Continuing on in our series of celebrating inspiring women, this post highlights Yara Shahidi who at just 21 years old has achieved more than many of us could hope to achieve in a lifetime.
Born in Minneapolis, Minnesota to an African-American mother and Iranian father in 2000, Shahidi began her acting career at just 6 years old when she starred in a number of adverts for well known brands. She starred in her first film at 9 years old alongside Eddie Murphy in the motion picture ‘Imagine That’. Her acting skills were given full opportunity to develop during her time on the hit US TV show ‘Black-ish’, a series that features an affluent black family and whose script writers don’t shy away from addressing issues of racial inequality. So strong was her performance in Black-ish, producers decided to give Shahidi her own spin-off show, ‘Grown-ish’, which follows the character of Zoey Johnson as she navigates college life and the familiar challenges that come with growing up.

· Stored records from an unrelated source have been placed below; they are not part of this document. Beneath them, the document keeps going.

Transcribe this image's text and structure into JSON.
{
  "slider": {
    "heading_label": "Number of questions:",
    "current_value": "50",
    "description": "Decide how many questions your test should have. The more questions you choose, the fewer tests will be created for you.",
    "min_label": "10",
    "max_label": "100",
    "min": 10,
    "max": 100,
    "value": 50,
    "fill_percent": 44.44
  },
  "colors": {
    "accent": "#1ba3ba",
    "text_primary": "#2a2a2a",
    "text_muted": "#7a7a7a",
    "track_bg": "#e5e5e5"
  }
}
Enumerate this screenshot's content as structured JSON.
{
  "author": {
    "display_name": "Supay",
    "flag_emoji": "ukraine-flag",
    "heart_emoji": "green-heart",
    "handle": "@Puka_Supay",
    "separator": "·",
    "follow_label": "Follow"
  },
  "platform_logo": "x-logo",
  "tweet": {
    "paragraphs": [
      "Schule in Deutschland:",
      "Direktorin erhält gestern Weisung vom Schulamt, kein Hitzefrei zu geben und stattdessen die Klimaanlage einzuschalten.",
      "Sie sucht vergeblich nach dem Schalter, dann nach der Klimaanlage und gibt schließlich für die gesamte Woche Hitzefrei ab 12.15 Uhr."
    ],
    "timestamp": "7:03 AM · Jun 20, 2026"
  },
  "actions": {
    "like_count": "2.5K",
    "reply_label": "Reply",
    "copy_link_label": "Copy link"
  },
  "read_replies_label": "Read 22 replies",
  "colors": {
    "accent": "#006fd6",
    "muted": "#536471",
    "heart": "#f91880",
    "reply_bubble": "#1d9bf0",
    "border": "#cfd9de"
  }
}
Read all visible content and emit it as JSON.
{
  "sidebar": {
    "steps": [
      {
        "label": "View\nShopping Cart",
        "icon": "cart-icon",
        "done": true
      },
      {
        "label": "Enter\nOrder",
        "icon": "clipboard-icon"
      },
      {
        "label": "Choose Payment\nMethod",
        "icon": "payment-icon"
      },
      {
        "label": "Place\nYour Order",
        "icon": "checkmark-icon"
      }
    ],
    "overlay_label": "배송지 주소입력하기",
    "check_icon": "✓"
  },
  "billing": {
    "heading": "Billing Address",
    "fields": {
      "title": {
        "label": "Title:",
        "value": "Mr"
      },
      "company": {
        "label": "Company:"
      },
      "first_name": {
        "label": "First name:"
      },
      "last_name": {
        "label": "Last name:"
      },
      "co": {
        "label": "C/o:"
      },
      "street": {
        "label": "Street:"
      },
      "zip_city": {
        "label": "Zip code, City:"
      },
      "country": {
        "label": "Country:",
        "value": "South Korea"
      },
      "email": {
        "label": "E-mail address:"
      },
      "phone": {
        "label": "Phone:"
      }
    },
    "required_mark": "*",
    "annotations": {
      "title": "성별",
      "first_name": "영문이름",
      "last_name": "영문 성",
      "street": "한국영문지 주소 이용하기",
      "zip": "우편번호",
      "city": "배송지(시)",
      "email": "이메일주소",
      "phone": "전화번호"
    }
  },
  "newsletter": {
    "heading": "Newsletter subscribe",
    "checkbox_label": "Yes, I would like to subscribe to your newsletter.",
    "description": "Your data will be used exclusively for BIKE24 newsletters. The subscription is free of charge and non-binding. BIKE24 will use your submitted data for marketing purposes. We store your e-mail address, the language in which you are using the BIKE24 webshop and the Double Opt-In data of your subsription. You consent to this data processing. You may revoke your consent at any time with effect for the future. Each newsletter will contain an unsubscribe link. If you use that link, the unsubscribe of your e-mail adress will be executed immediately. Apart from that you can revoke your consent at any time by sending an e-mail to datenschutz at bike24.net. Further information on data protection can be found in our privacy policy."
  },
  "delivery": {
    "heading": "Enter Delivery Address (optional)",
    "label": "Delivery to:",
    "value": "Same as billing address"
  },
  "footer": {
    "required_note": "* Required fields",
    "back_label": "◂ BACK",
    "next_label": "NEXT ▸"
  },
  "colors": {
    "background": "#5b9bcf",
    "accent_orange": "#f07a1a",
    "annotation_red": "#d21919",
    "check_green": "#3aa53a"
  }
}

In 2016, she signed with New York’s Women Management modeling agency, in hopes of providing a platform to see more women of colour in diverse roles. Shahidi has the brains to match her beauty and in 2018 she started at Harvard University with a letter of recommendation from former first lady Michelle Obama; she is majoring in Sociology and African American Studies. As if that wasn’t enough, in 2020 Yara launched her own production company called 7th Sun and has already signed a deal with ABC to produce shows.
With her fame and celebrity as a platform, Shahidi is using her voice to improve the lives of young people. She founded Eighteen x 18 to encourage young people to vote in the 2018 midterm US elections. She went on to partner with the Young Women’s Leadership Network (YWLN) of New York, which provides online mentorship in an effort to end poverty through education. Shahidi is outspoken on many issues including race, feminism and political activism. Characteristic of the generation born between 1997 and 2015 (known as Gen Z) Shahidi’s activism is intersectional and inclusive, she states: “To be a girl is to be a universe of sorts. It’s to be ever expansive. It’s known that our femalehood, our womanness, is not even defined by our bodies, but by our commitment to one another, by our intersections, by the identities that lay over all of it. And we also understand that when we wake up we can’t choose what identity we wear, it chooses us”. Shahidi continues to demonstrate her activism by keeping close ties with Non-Governmental Organisations such as Girls for Gender Equity and the Third Wave Fund.